The Montseny brook newt (Calotriton arnoldi) is a species of amphibian found exclusively on this massif, nature park and biosphere reserve. It is therefore endemic to this territory and also the only vertebrate that is from Catalonia. The first populations of the species were discovered by chance in 1979 and it was initially believed to belong to a very close species, the Pyrenean brook salamander (Calotriton asper). Scientific studies were able to establish, towards the end of 2005, that these populations were actually, on a morphological and genetic level, a different species: the Montseny brook newt. It had remained unknown to science for decades owing to its rarity, despite its obvious differences with the Pyrenean species. So all brook-newt populations known so far became a new species, the Montseny brook newt, and the Pyrenean species was therefore not present on the massif. That led to concerns over the state of conservation of this emblem of Montseny's biological diversity, which was finally listed as a “critically endangered” species by the UICN, as Western Europe’s most threatened amphibian.

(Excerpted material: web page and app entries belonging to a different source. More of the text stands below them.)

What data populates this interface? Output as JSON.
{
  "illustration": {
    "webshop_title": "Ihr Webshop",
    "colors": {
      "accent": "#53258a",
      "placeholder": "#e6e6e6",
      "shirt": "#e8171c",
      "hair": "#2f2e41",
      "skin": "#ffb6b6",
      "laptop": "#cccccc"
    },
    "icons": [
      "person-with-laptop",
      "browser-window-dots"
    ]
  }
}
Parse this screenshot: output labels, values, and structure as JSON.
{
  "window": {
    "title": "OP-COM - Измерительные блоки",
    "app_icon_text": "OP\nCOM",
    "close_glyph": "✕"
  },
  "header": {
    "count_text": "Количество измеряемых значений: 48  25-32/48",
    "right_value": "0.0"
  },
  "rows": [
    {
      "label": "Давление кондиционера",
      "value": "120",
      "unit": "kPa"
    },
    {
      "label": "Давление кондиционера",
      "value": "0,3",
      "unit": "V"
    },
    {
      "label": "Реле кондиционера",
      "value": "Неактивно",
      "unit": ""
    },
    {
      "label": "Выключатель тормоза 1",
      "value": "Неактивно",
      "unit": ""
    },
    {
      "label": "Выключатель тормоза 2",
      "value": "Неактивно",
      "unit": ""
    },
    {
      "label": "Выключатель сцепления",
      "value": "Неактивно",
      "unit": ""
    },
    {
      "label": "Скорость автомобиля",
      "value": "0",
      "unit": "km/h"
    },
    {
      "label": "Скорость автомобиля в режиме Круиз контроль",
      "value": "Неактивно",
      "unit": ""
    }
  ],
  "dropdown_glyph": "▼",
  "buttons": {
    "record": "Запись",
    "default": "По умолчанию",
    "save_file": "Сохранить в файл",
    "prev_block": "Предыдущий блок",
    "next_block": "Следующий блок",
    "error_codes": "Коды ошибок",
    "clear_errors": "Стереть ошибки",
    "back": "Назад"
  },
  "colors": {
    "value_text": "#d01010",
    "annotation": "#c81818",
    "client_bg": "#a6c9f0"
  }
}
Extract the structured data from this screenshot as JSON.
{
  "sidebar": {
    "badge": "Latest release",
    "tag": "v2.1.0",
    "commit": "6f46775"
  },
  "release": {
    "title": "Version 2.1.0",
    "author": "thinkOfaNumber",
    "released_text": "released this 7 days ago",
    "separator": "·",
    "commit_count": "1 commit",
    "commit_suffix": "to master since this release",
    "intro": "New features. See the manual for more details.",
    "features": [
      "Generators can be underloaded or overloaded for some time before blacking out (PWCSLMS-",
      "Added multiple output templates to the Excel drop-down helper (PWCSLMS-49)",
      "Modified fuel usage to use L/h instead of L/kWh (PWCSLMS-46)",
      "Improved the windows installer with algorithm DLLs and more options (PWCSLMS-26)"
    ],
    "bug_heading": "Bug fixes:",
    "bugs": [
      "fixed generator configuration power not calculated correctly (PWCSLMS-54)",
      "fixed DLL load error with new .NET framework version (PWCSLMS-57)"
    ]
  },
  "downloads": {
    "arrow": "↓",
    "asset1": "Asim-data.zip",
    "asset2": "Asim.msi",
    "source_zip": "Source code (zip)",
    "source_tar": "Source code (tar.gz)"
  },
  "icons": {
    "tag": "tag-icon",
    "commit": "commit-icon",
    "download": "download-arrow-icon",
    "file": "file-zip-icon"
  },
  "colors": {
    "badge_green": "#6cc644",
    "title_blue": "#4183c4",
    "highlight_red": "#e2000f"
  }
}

It was in view of this scenario, in 2016, that the European Commission authorised LIFE project for conserving this species, with Barcelona and Girona Provincial Councils, the Catalan government, Forestal Catalana and Barcelona Zoo taking part. The project established various key goals at the outset, including the implementation of initiatives to minimise the current threats to the Montseny massif and improve the state of newt conservation. The specific operational goals established at the start of the project were as follows:
Goal 1. To ensure its genetic conservation and expand its geographic distribution.
Goal 2. To improve water quality and the ecological flow of transmissions in its distribution range.
Goal 3. To eliminate or minimise the threats that occur in brook habitats where the Montseny brook newt is currently found.
Goal 4. To establish sufficient legal cover on both domestic and EU levels and have a plan for its management.
Goal 5. To monitor its state of conservation regularly and increase scientific and expert knowledge for its conservation and management.
Goal 6. To disseminate information and involve society in conserving brook habitats, their biodiversity and, specifically, the Montseny brook newt.
Although some of the partners have extended the implementation of their initiatives by a further 2 years, with the project therefore remaining active, Barcelona Zoo has finished its initiatives with all goals achieved. Pre-existing and new facilities built as part of the LIFE project currently include a total of 112 aquariums intended for Montseny’s newts, now fully operational. All the global monitoring indicators of the reproductive success of this species in the Zoo can be considered positive: (1) a steady increase in the total number of newts housed in the rearing installations, (2) a positive increase of reproductive indices, and (3) the release into the natural environment of newts hatched ex situ in Barcelona Zoo. The educational area is fully operational and the educational programme has been properly defined, developed and implemented.
Barcelona Zoo’s post-LIFE commitment is clear, thanks to which a collaboration agreement has been established with Barcelona Provincial Council and Chester Zoo to provide continuity to most of the research initiatives, ex situ conservation, population boosting and conservation and dissemination initiatives for the species. This is an initiative which the International Union for Conservation of Nature (IUCN) has established as a priority, through its “Conservation Planning Specialist Group”: the “One Plan Approach” is aiming for an effective coordination of in situ and ex situ coordination initiatives. Barcelona Zoo’s New Management Model is fully committed to this integration and is therefore establishing as a strategic line projects that are aligned with this work strategy.